*** Opening of Dataset entries ***

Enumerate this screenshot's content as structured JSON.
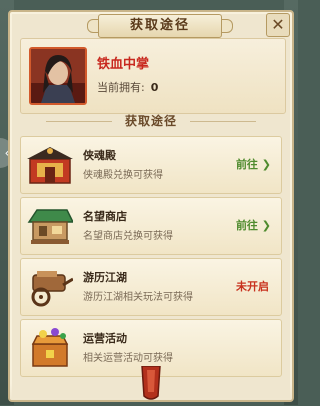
{
  "dialog": {
    "title": "获取途径",
    "close_glyph": "✕"
  },
  "item": {
    "name": "铁血中掌",
    "owned_label": "当前拥有:",
    "owned_count": "0",
    "icon": "portrait-icon"
  },
  "section": {
    "title": "获取途径"
  },
  "routes": [
    {
      "name": "侠魂殿",
      "desc": "侠魂殿兑换可获得",
      "action": "前往",
      "arrow": "❯",
      "icon": "shrine-icon",
      "available": true
    },
    {
      "name": "名望商店",
      "desc": "名望商店兑换可获得",
      "action": "前往",
      "arrow": "❯",
      "icon": "shop-icon",
      "available": true
    },
    {
      "name": "游历江湖",
      "desc": "游历江湖相关玩法可获得",
      "action": "未开启",
      "arrow": "",
      "icon": "cart-icon",
      "available": false
    },
    {
      "name": "运营活动",
      "desc": "相关运营活动可获得",
      "action": "",
      "arrow": "",
      "icon": "treasure-icon",
      "available": true
    }
  ],
  "side_nav": {
    "glyph": "‹"
  },
  "colors": {
    "accent": "#c8281e",
    "go": "#4f8b2e",
    "panel": "#efe6cf"
  }
}
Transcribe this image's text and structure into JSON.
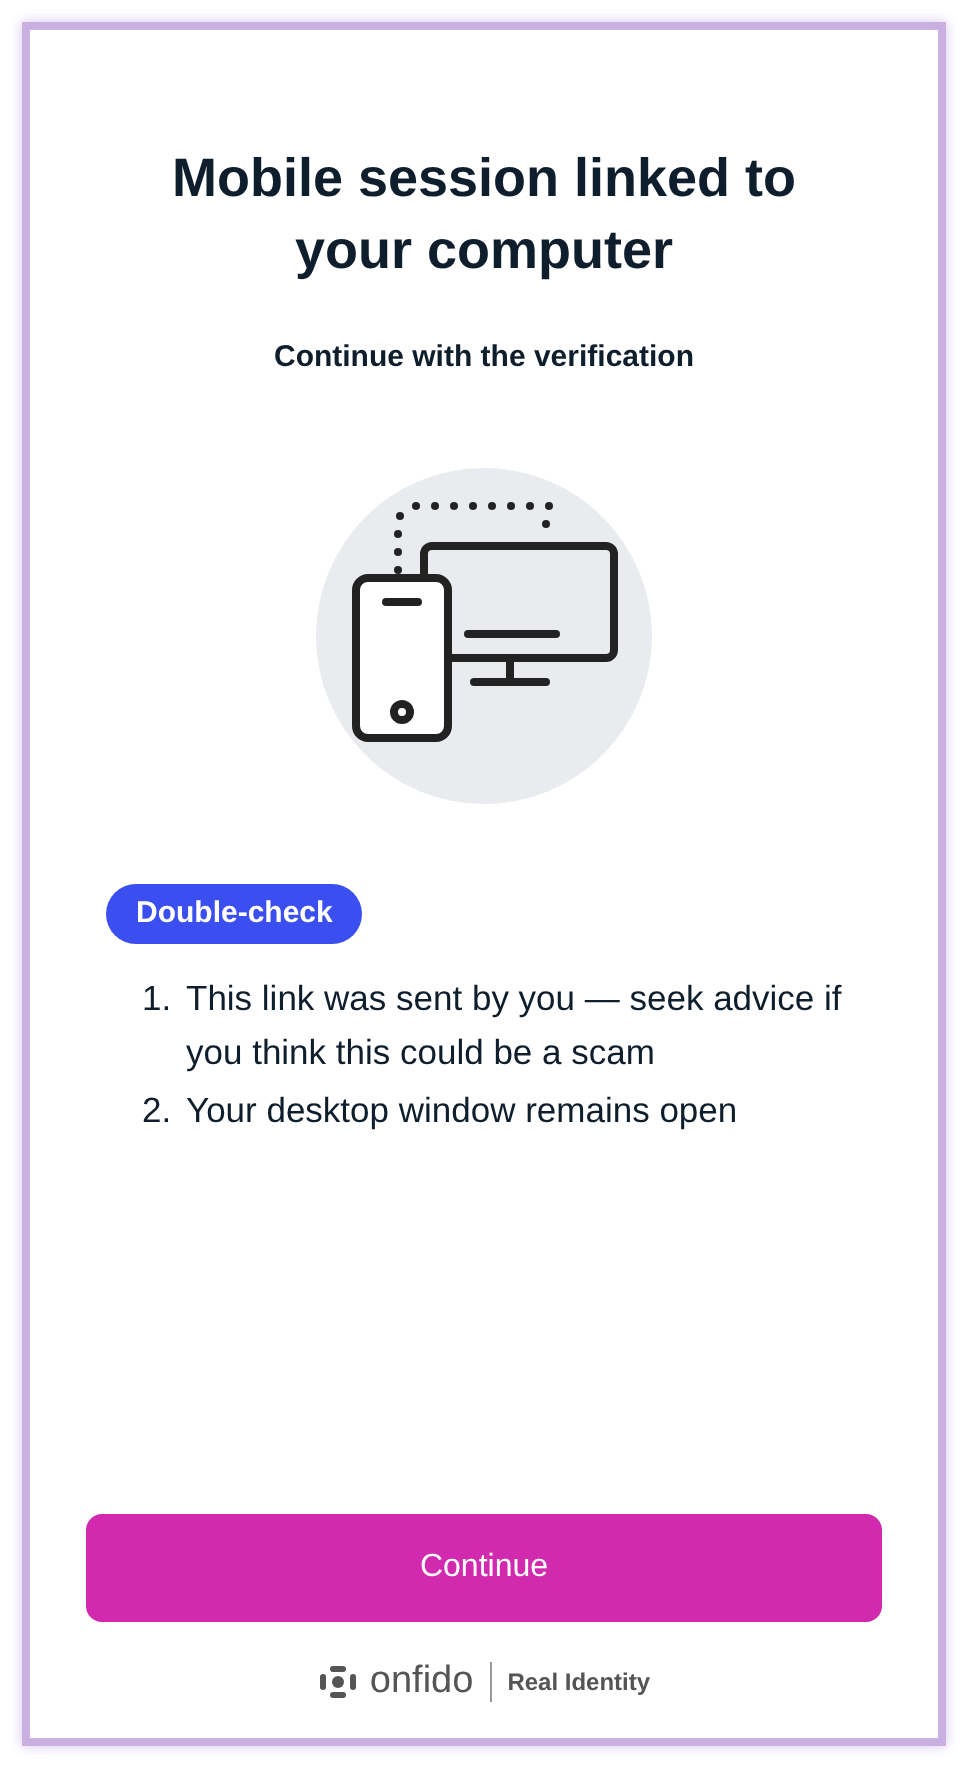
{
  "title": "Mobile session linked to your computer",
  "subtitle": "Continue with the verification",
  "badge": "Double-check",
  "steps": [
    {
      "number": "1.",
      "text": "This link was sent by you — seek advice if you think this could be a scam"
    },
    {
      "number": "2.",
      "text": "Your desktop window remains open"
    }
  ],
  "button": "Continue",
  "footer": {
    "brand": "onfido",
    "tagline": "Real Identity"
  }
}
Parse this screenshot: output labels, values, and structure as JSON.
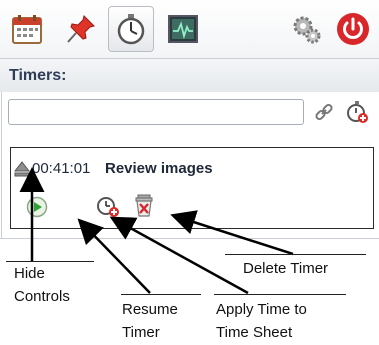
{
  "toolbar": {
    "buttons": [
      {
        "icon": "calendar-icon"
      },
      {
        "icon": "pin-icon"
      },
      {
        "icon": "stopwatch-icon"
      },
      {
        "icon": "activity-monitor-icon"
      },
      {
        "icon": "gears-icon"
      },
      {
        "icon": "power-icon"
      }
    ]
  },
  "timers": {
    "heading": "Timers:",
    "input_value": "",
    "actions": [
      "link-icon",
      "add-timer-icon"
    ]
  },
  "timer": {
    "time": "00:41:01",
    "name": "Review images",
    "controls": [
      "hide-controls-icon",
      "resume-icon",
      "apply-time-icon",
      "delete-icon"
    ]
  },
  "annotations": {
    "hide_controls_1": "Hide",
    "hide_controls_2": "Controls",
    "resume_timer_1": "Resume",
    "resume_timer_2": "Timer",
    "apply_time_1": "Apply Time to",
    "apply_time_2": "Time Sheet",
    "delete_timer": "Delete Timer"
  },
  "colors": {
    "heading": "#2f3e56",
    "power": "#d8262a",
    "resume": "#2fa23a",
    "delete": "#d8262a"
  }
}
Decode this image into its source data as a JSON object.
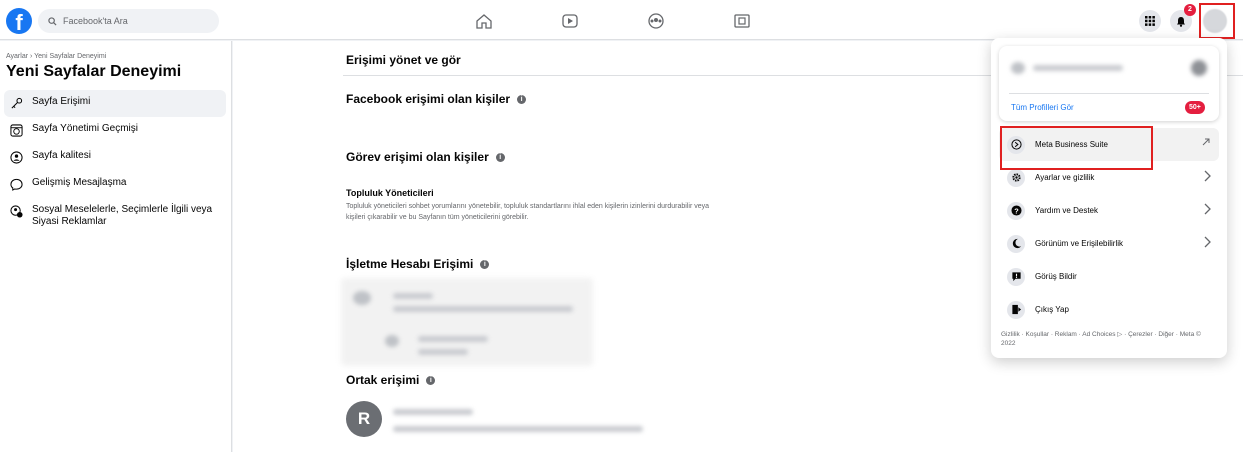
{
  "search": {
    "placeholder": "Facebook'ta Ara"
  },
  "notifications": {
    "count": "2"
  },
  "sidebar": {
    "breadcrumb": "Ayarlar › Yeni Sayfalar Deneyimi",
    "title": "Yeni Sayfalar Deneyimi",
    "items": [
      {
        "label": "Sayfa Erişimi",
        "icon": "key-icon"
      },
      {
        "label": "Sayfa Yönetimi Geçmişi",
        "icon": "history-icon"
      },
      {
        "label": "Sayfa kalitesi",
        "icon": "quality-icon"
      },
      {
        "label": "Gelişmiş Mesajlaşma",
        "icon": "message-icon"
      },
      {
        "label": "Sosyal Meselelerle, Seçimlerle İlgili veya Siyasi Reklamlar",
        "icon": "political-ads-icon"
      }
    ]
  },
  "main": {
    "manage_title": "Erişimi yönet ve gör",
    "fb_access_title": "Facebook erişimi olan kişiler",
    "task_access_title": "Görev erişimi olan kişiler",
    "community_title": "Topluluk Yöneticileri",
    "community_desc": "Topluluk yöneticileri sohbet yorumlarını yönetebilir, topluluk standartlarını ihlal eden kişilerin izinlerini durdurabilir veya kişileri çıkarabilir ve bu Sayfanın tüm yöneticilerini görebilir.",
    "business_access_title": "İşletme Hesabı Erişimi",
    "shared_access_title": "Ortak erişimi",
    "shared_avatar_letter": "R"
  },
  "dropdown": {
    "all_profiles": "Tüm Profilleri Gör",
    "profiles_badge": "50+",
    "menu": [
      {
        "label": "Meta Business Suite",
        "icon": "meta-business-icon"
      },
      {
        "label": "Ayarlar ve gizlilik",
        "icon": "gear-icon"
      },
      {
        "label": "Yardım ve Destek",
        "icon": "help-icon"
      },
      {
        "label": "Görünüm ve Erişilebilirlik",
        "icon": "moon-icon"
      },
      {
        "label": "Görüş Bildir",
        "icon": "feedback-icon"
      },
      {
        "label": "Çıkış Yap",
        "icon": "logout-icon"
      }
    ],
    "footer": "Gizlilik · Koşullar · Reklam · Ad Choices ▷ · Çerezler · Diğer · Meta © 2022"
  },
  "colors": {
    "brand": "#1877f2",
    "highlight": "#e02020",
    "badge": "#e41e3f"
  }
}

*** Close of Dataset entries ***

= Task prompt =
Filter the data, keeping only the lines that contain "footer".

= Solution for this problem =
  "footer": {
    "footer": "Gizlilik · Koşullar · Reklam · Ad Choices ▷ · Çerezler · Diğer · Meta © 2022"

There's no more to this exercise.